Back to diet and more specifically feeding schedule for your bird. I think that the easiest way to approach this is to begin by sharing with you what and how I feed my birds.
My birds sleep uncovered and this works really well for me because I live out in the country so there is no artificial light to interfere with their sleep at night or to interfere with them receiving the full benefits of the twilight period at dawn. They then wake up shortly after dawn and before sunrise. I am wording this in relation to dawn sunrise, dusk and full dark and am doing this as the clock times will vary according to the time of the year, but the timing of what I do remains consistent with these events.

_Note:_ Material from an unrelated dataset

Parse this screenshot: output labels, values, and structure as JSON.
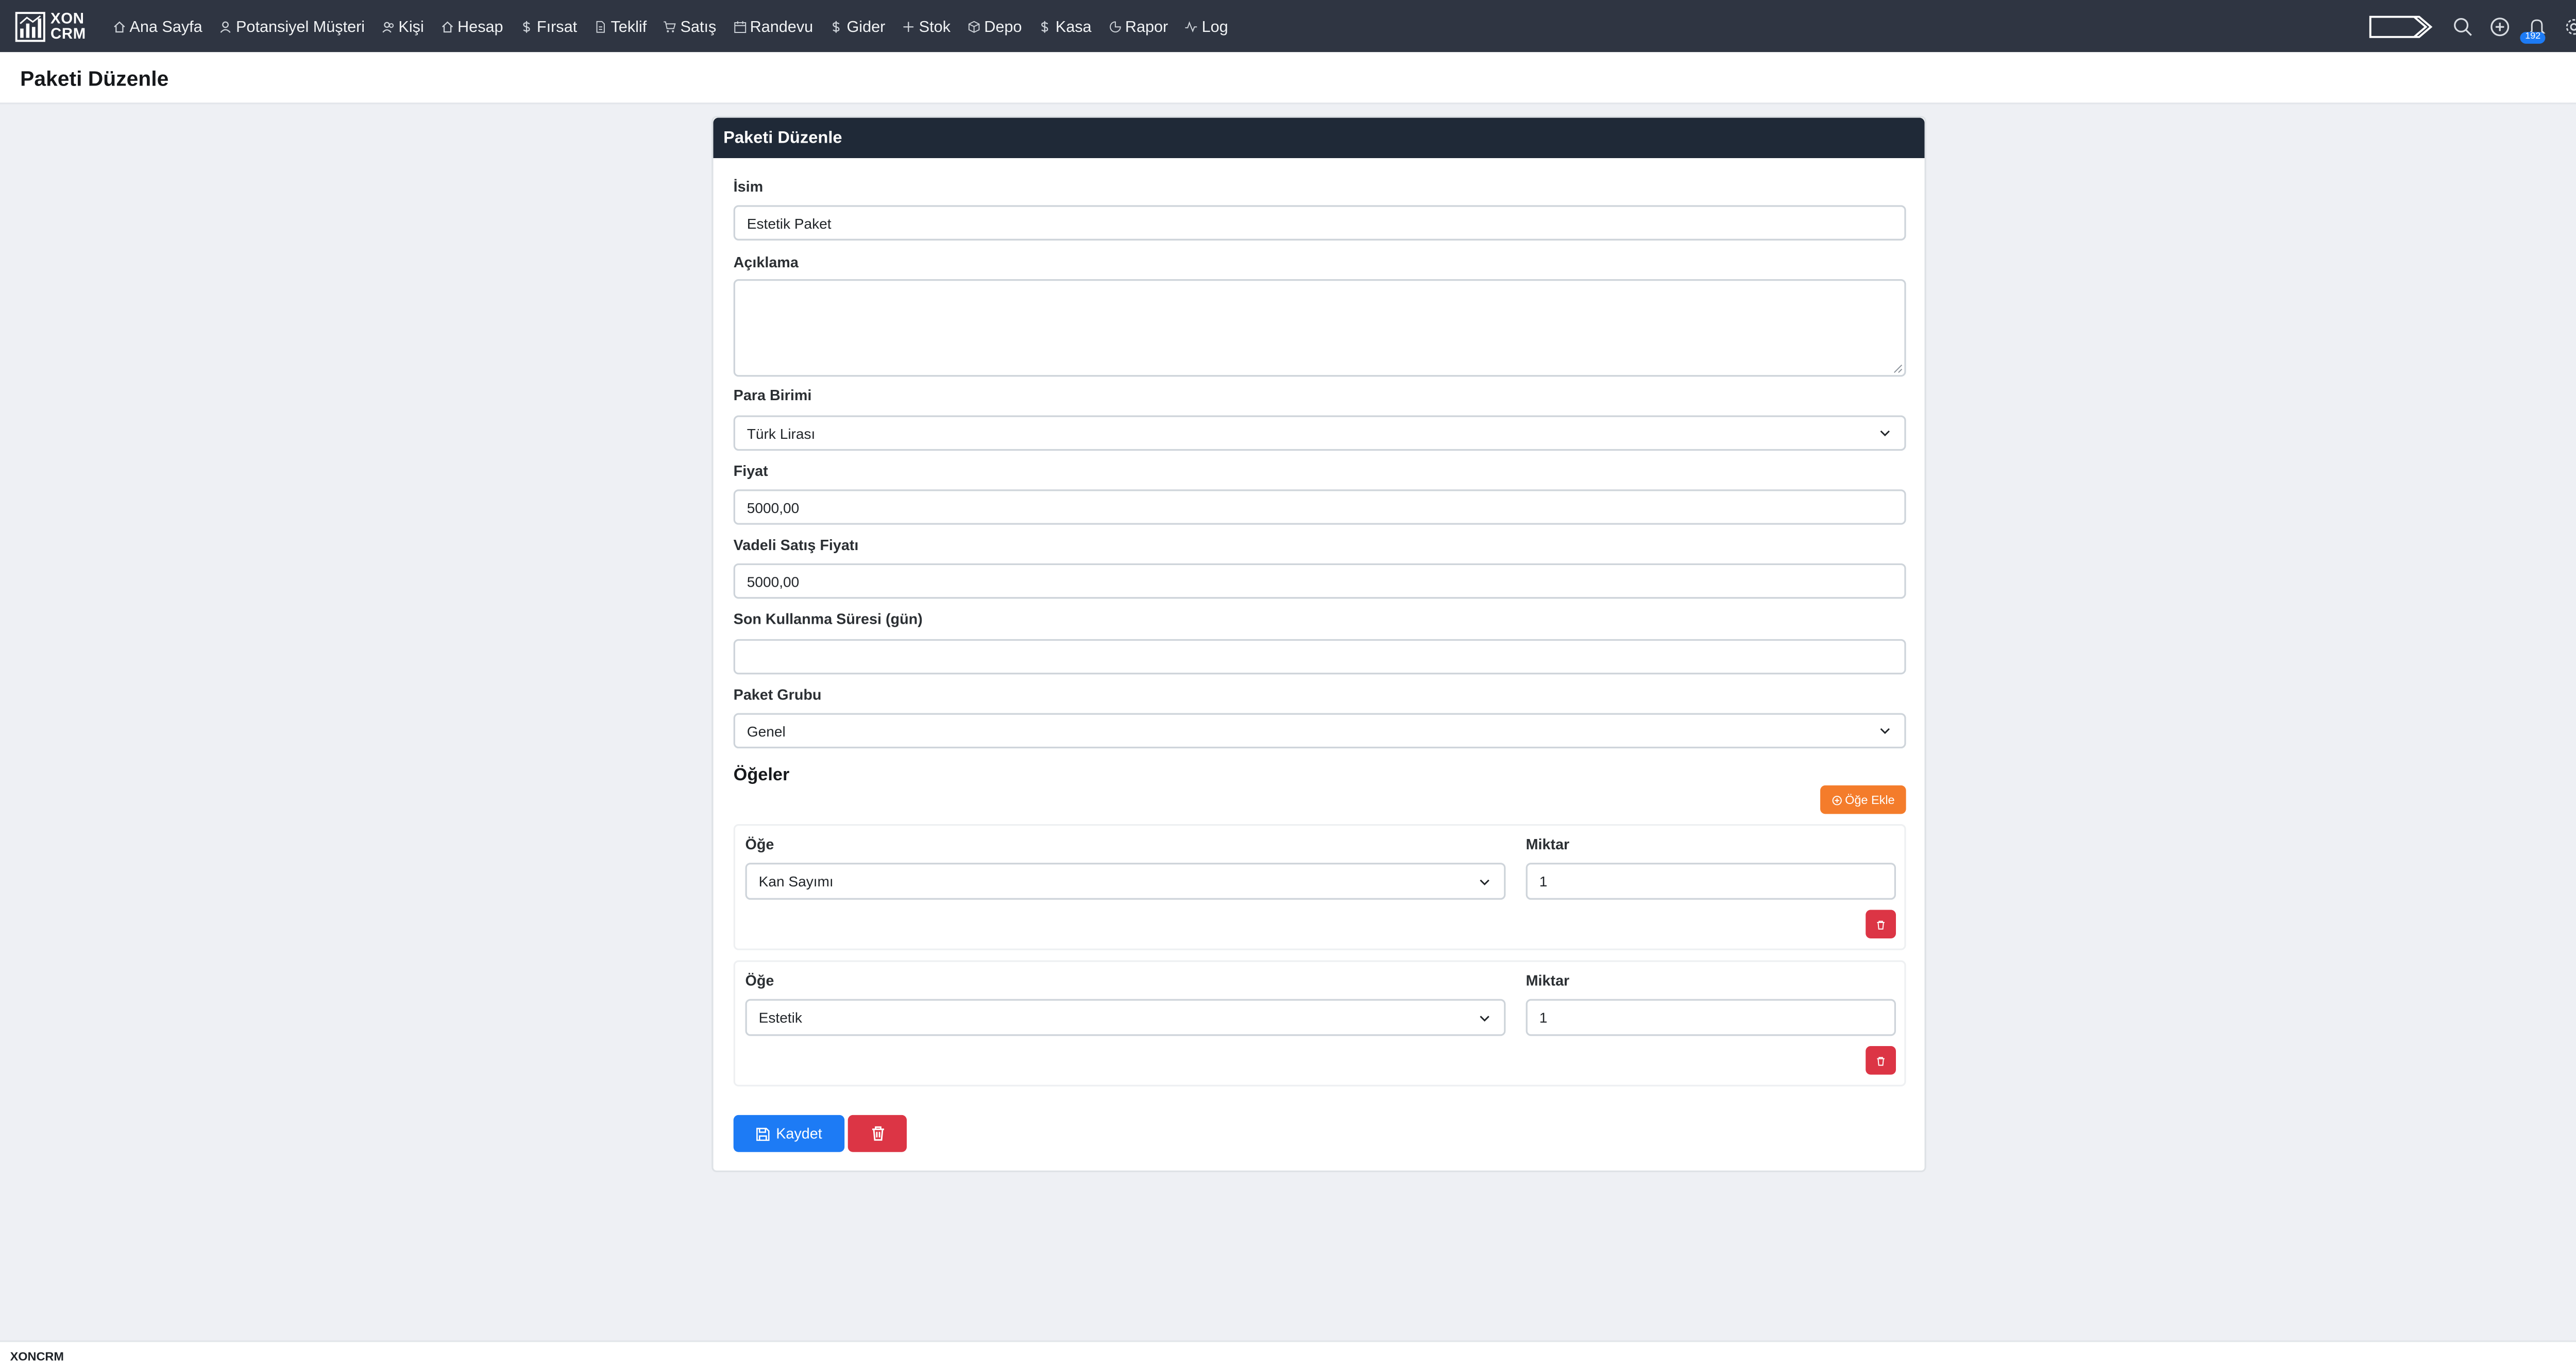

Within the first hour of them waking up I give them breakfast, which for my birds consists of a fresh raw fruit, a fresh raw vegetable and a fresh raw leafy green and gloop. My birds receive enough of these foods for all day foraging as well as for their breakfast. If you do not choose to make and use gloop for your bird, you could use a food such as chop for breakfast and all day foraging. Then about an hour before dark or near the beginning of dusk I feed my birds a quality seed mix with a tree nut or so depending on the nutritional requirements of the bird as well as its size. and then my birds are asleep by full dark. You could use your pellets instead of the seed mix that I use. I remove my seed mix after my birds go to sleep each night which is also what you should do if you use pellets. This is because both my seed mix and your pellets are a high protein food source. I use almonds as the main treat for my birds you could use the same of a different tree nut, a roasted, unsalted peanut or some other high protein food.
The best times to train your bird are after they eat their breakfast and before their mid day nap, as most parrots will take a short nap in the middle of the day, and then again in the afternoon or early evening before dusk. There is also a short period before they eat breakfast that could be used effectively for training. The reason that these times are normally the best times for training is due the normal eating habits of your bird. Most parrots eat and drink at breakfast and then again at dinnertime which times occur shortly after sunrise and about or just before dusk in the evening. They do eat some food during the remainder of the day, but mostly twice a day and so the times that I mentioned for training are the times that they are most receptive to accepting treats for training.
You said that your bird likes to come to you first thing in the morning before he eats breakfast and that he likes to snuggle and cuddle with you at this time which makes it a wonderful time to practice laying on his back, since he is already at least halfway there.